Christine McLaughlin, a Villager, died this March of cardiac arrest. Christine was born in New York City and spent her whole life here. She and her late husband, Harvey McLaughlin, worked at and managed some of the legendary clubs on Bleecker Street in the 1970s and 1980s, among them The Bitter End and The Other End. Christine eventually became active in local politics and worked for many years in the Office of the City Council for New York City, serving under Christine Quinn and others. She retired from the Council as Director, Communications and Client Services, in 2019. She was also a long-time member of the Village Independent Democrats. Christine cared deeply about New York City and her beloved Greenwich Village. She fought the good fight and helped many friends and neighbors. She lived for decades on West 10th Street.
Graffiti Scarring the West Village: A Call to Action
Like so many residents who live in the beautiful West Village I’ve noticed with growing alarm over the past year or more the increasing scarring of the neighborhood by graffiti. It’s everywhere, it’s out of control and getting worse.
Between the graffiti, the dozens of empty store fronts, and the overflowing trash cans, I nearly cried by the time I returned home from running errands the first weekend of Spring. My beloved West Village is under assault, and I felt my own personal call to action, especially about the graffiti. Something needs to be done. Graffiti scrawled on building walls above Christopher and 7th Avenue; the residential building on the east side of 7th Ave. at 10th Street sporting ‘you go girl’ on one side and ‘magic trick’ on the other; the West 11th Street wall of the former Philip Marie restaurant on Hudson Street completely covered in big, ugly lettering; the nightmare that is the former McDonalds building on West 3rd Street and 6th Avenue; the former GNC location on the west side of 6th Ave. at Carmine Street, an unsightly mess! And the list goes on. But what really hit me was walking west on Bleecker towards 7th Ave. and seeing the newest graffiti installation above the 5 Guys restaurant at 7th and Barrow. Ugly and overbearing!
I have called the West Village home for nearly 30 years, and we West Villagers have had to put up with our fair share of nonsense by some bad actors outside of this community. Graffiti taggers scarring up our neighborhood are among this group, and some are even bold enough to sign their work. A lot of these creations were clearly not painted in five minutes; it took time. Why is nobody catching them in the act? They are hurting our neighborhood. Where is the 6th precinct? Where is the leadership from our mayor?
The proliferation of graffiti is a quality of life issue that needs to be addressed immediately by our elected representatives. I’m happy to report that I sent an email directly to Council Speaker Corey Johnson and received a phone call right away from a member of his staff, who agreed with my concerns and promised to relay them to the 6th precinct to see what they can do to try and stop these violators in the act. But help and leadership are clearly needed by all our elected reps. I ask neighbors who are as concerned as I am to send emails and letters, make phone calls; reach out and tell our reps and the police that this growing scourge must end. Let’s stand together and say enough!

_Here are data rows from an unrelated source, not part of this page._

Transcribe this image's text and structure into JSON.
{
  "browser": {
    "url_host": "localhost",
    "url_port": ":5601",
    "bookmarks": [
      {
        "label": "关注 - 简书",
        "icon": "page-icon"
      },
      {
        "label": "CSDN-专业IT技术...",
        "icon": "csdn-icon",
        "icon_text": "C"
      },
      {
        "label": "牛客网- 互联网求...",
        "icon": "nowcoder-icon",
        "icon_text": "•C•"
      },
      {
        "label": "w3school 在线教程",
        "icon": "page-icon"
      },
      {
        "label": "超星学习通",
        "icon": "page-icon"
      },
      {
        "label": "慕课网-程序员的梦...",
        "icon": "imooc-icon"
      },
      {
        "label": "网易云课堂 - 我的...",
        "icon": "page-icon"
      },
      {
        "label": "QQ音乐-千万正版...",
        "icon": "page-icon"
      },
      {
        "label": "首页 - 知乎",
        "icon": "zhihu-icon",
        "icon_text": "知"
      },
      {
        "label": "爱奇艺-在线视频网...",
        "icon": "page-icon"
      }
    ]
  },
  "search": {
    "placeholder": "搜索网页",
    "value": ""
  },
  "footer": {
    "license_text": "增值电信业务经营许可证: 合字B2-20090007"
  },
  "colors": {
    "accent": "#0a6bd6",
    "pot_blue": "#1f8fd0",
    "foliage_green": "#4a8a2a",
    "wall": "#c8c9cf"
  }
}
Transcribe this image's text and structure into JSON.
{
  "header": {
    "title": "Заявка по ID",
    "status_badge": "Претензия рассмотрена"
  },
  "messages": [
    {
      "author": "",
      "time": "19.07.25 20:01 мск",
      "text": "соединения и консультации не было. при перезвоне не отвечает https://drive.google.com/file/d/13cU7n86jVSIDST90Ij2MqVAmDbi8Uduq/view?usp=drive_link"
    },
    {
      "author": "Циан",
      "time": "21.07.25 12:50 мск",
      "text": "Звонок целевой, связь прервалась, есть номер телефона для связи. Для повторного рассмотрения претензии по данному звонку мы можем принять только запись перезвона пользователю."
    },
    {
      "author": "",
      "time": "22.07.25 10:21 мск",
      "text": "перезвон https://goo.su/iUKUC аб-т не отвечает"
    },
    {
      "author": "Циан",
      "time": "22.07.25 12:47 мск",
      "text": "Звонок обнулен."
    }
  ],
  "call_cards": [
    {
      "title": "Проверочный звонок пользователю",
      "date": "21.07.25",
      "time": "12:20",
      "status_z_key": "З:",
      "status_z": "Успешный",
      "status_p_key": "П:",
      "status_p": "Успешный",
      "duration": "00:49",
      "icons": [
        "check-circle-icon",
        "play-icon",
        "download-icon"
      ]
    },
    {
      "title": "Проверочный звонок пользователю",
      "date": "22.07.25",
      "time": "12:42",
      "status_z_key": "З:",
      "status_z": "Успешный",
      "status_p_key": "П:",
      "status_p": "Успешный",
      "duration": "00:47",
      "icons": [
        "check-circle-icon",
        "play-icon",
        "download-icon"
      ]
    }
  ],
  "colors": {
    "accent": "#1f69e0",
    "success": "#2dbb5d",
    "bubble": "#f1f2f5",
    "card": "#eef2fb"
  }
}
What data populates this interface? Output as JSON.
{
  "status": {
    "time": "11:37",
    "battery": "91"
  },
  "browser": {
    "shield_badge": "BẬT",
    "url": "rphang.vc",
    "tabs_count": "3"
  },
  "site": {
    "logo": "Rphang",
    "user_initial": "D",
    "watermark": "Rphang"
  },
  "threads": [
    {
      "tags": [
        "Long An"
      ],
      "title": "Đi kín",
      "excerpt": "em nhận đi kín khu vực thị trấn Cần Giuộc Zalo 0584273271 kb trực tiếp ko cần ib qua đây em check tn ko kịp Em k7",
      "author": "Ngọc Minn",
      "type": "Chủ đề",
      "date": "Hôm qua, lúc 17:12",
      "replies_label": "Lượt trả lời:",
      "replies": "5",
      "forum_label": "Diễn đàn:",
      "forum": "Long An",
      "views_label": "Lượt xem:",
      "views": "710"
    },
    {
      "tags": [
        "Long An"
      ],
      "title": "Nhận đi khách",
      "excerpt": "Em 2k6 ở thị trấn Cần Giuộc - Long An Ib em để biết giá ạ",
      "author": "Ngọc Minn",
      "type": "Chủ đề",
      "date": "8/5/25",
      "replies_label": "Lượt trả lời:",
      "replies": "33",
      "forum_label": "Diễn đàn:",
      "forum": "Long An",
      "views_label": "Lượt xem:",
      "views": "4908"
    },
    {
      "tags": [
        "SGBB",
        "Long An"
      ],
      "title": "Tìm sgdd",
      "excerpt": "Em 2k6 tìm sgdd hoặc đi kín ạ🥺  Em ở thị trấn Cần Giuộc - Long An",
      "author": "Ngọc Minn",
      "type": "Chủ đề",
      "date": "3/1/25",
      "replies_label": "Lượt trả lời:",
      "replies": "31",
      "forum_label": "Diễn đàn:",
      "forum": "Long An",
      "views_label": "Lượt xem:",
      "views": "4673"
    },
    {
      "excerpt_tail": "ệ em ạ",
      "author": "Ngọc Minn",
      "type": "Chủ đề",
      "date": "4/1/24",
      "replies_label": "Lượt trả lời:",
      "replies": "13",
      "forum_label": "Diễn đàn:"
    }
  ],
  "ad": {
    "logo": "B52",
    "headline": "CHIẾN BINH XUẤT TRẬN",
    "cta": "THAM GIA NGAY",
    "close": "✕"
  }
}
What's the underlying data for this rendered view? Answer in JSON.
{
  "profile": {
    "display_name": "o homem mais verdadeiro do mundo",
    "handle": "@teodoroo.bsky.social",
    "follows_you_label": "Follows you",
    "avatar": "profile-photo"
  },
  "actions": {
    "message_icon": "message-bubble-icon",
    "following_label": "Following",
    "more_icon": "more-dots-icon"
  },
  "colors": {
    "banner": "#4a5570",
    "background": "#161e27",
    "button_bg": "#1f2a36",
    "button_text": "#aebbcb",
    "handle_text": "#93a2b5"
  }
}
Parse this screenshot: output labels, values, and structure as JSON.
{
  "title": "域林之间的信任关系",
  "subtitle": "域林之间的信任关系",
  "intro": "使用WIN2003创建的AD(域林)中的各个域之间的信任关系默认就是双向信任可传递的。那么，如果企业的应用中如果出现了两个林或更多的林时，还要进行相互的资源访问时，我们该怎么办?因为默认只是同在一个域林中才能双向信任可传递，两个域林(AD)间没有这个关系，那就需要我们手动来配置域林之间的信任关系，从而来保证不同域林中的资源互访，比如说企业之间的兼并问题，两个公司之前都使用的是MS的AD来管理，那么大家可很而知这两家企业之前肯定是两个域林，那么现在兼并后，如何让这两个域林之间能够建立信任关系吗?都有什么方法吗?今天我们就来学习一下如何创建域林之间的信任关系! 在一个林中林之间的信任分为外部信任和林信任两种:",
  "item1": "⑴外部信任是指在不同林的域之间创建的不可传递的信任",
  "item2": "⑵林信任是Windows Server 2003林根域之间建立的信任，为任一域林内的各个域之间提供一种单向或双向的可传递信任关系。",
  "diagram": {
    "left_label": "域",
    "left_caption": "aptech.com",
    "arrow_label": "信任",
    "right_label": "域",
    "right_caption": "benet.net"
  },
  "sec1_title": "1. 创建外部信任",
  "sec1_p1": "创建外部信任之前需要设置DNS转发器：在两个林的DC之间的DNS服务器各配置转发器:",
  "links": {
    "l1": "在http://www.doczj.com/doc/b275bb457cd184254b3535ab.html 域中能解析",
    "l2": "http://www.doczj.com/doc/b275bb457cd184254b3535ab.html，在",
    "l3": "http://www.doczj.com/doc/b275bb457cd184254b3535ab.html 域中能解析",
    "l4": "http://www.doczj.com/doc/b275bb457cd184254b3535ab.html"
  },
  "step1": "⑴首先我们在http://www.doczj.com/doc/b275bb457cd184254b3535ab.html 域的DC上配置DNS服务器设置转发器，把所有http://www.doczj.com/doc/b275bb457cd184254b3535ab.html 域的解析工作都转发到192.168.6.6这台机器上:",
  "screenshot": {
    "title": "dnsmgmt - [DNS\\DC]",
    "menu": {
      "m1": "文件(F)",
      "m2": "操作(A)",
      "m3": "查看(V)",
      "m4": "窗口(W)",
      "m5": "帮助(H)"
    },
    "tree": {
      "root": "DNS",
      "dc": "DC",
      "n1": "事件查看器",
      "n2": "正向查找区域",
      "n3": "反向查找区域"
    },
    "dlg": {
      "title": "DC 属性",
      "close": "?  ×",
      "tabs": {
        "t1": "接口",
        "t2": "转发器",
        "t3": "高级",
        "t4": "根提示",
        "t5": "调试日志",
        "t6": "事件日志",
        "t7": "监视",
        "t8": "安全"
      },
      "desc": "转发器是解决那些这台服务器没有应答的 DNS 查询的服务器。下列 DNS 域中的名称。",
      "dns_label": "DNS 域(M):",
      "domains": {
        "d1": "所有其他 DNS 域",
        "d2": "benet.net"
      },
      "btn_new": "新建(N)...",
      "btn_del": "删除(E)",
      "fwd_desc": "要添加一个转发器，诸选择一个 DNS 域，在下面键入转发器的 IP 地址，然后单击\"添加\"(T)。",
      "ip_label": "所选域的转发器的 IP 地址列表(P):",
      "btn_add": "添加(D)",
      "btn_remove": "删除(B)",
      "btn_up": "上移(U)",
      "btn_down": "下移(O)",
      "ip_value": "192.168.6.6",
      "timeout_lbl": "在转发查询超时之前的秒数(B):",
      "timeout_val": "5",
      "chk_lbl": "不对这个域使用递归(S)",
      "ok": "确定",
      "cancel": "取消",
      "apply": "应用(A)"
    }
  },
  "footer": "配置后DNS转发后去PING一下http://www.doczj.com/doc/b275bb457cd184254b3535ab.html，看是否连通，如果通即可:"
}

Swimmer in St Barts from the exhibition Nothing Compares… Images from Rose Hartman’s Archives in Revelation Gallery (224 Waverly Place) throughout April. Opening reception: Tuesday 6 April from 6pm. To book contact firstname.lastname@example.org or phone 212 243 6192.